ECATUR — French Academy was bursting at the seams with the number of parents in attendance for Family Reading Day on Thursday, and that makes Principal Rolanda McKenzie very happy.
“We can’t do this alone,” she said. “We want parents in the school.”
Past efforts to hold a math night or other event drew little interest. McKenzie said it is so imperative for parents to work with their kids at home to encourage reading that she talked it over with her staff and they decided to try an afternoon event.
A lot of parents visit the school over the course of a typical day, she said, and apparently daytime events are more convenient for French families.
Recent test scores showed that reading comprehension was a challenge in all grade levels, and McKenzie wanted to devote the event to showing parents how to work with their children to improve their skills.
“How do we make it fun, how do we make it interactive, how do we make it simple so that they will be confident to do that with their child?” McKenzie said.
She also knew to get the most parents to come that the children had to have a stake in it, too. So she offered an incentive: Every child who convinced an adult to attend will receive a sticker good for a nonuniform day on Feb. 1. If a family has several children enrolled in the school, one adult could represent all the children.
That wasn’t necessary in the case of Serenity and Erionna, whose mother, Gwen Roundtree, spent the day in one classroom, while her 21-year-old daughter, Clarissa Peck-Roundtree, spent the day in the other child’s class. Peck-Roundtree is in college studying nursing, and the younger girls look up to their big sister and want to be like her, Gwen Roundtree said.
“You have to set an example for your children,” Roundtree said. “When parents and kids interact at school, you can learn what they’re learning, and then you’re able to help them at home.”
Teaching methods are different now than when she was in school, Roundtree said, so she wants to see the way teachers present the material now, so as not to confuse the girls when she helps them at home.
Chamica Demus sees to it that her 8-year-old son, Rashaad Jones, reads every day. She lets him choose the books, either something he’s studying at school or a library book, but she has a rule.

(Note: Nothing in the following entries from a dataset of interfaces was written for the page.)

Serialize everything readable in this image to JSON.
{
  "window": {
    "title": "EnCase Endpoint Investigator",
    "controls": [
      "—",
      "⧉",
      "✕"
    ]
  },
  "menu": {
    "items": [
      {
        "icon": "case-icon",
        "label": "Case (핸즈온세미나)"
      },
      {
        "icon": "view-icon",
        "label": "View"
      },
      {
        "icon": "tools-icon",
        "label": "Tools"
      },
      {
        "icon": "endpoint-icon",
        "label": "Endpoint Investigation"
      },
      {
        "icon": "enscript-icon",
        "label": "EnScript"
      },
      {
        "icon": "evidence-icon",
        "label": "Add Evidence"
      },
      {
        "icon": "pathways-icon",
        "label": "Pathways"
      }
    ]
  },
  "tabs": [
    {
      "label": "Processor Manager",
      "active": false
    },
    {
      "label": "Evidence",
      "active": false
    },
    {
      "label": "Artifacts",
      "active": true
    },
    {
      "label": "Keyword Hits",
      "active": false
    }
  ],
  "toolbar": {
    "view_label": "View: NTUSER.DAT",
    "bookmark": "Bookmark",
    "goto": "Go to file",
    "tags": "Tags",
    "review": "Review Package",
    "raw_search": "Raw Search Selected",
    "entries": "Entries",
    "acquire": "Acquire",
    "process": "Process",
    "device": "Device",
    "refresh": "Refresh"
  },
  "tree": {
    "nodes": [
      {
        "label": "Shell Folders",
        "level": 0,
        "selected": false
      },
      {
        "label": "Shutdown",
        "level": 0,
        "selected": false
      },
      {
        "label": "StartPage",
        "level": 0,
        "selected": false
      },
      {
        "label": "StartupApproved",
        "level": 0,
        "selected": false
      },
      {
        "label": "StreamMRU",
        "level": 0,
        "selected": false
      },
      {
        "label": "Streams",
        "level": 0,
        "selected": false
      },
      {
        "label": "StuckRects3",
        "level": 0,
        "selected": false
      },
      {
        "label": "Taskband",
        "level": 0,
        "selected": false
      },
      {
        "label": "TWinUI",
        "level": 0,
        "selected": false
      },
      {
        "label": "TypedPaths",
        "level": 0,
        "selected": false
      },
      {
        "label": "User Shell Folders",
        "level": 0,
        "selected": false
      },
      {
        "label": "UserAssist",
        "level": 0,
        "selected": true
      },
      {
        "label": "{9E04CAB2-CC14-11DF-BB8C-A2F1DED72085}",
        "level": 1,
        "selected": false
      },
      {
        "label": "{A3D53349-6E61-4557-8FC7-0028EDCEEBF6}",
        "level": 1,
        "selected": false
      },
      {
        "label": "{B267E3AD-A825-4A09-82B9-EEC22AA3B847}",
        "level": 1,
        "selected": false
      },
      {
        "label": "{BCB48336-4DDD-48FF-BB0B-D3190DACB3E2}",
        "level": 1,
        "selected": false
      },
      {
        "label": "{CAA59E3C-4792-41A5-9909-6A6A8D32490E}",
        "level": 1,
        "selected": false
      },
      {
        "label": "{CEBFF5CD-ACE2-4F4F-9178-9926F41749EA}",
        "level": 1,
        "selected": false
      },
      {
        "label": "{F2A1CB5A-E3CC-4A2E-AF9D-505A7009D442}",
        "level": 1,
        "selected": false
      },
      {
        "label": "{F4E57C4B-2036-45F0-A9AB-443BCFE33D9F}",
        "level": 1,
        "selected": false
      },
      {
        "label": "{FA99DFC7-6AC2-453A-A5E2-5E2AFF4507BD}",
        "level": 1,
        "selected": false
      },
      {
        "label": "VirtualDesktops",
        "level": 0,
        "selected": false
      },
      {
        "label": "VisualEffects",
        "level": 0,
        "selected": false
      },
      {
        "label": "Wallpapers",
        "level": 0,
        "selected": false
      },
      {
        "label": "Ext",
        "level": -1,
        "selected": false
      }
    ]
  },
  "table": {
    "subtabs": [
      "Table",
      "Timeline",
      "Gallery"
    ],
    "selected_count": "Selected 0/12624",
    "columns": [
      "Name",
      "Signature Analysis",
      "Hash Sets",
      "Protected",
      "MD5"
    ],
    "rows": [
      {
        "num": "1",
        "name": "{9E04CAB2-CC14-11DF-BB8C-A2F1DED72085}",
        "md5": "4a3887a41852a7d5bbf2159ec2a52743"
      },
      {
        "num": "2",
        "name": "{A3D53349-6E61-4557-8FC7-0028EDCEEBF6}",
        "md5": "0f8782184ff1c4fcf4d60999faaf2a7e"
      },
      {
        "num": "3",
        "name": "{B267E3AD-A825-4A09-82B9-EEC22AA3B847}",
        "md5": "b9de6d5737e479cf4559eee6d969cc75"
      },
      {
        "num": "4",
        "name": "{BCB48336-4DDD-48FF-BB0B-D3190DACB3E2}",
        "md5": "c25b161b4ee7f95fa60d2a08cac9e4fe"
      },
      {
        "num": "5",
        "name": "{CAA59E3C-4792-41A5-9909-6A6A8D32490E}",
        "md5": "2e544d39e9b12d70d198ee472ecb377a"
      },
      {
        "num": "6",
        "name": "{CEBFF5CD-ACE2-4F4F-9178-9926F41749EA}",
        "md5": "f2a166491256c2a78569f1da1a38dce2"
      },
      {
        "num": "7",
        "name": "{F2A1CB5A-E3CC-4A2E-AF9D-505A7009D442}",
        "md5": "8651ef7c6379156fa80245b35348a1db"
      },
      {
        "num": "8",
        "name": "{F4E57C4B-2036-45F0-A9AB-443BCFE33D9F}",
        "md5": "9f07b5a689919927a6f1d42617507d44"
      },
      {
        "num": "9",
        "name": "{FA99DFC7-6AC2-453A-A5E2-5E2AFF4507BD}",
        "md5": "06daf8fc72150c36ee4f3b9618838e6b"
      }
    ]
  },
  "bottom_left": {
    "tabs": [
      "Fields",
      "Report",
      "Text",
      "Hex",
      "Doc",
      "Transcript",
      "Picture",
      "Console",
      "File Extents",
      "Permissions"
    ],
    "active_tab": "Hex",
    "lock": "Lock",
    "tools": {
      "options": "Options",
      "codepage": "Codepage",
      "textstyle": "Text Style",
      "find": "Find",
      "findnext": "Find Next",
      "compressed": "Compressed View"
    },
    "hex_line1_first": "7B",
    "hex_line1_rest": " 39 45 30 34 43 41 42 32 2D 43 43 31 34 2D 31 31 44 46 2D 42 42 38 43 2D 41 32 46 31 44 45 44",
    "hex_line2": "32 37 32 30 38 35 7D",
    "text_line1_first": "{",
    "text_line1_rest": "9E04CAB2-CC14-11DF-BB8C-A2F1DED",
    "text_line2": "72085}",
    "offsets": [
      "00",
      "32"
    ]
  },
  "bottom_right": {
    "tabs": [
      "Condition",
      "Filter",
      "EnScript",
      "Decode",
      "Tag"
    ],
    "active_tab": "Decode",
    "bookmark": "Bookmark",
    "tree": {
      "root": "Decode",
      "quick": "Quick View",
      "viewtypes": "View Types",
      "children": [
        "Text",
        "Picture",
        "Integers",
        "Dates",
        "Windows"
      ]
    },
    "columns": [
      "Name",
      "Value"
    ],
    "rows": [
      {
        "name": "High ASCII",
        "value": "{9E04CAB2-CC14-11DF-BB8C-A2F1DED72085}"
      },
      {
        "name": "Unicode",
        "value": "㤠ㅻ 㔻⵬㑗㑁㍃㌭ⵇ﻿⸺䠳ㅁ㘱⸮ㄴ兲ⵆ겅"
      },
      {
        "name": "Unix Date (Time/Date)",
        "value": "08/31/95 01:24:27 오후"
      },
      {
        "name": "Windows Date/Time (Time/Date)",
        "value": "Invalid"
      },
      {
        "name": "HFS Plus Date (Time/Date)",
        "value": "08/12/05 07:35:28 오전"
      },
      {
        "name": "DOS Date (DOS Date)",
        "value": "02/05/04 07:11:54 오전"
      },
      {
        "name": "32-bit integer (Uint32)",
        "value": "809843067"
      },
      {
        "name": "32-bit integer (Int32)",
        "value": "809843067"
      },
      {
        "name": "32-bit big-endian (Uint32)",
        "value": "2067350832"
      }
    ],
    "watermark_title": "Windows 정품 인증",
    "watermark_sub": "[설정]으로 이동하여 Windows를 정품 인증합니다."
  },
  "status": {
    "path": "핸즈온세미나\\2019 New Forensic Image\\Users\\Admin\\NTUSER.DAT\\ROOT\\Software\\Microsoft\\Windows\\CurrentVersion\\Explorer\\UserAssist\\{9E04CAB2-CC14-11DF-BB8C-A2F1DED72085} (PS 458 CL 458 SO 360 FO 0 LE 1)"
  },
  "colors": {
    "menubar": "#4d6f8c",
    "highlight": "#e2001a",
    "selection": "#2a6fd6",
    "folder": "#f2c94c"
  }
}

“As long as it doesn’t have too many pictures,” she said. “It has to have more words than pictures.”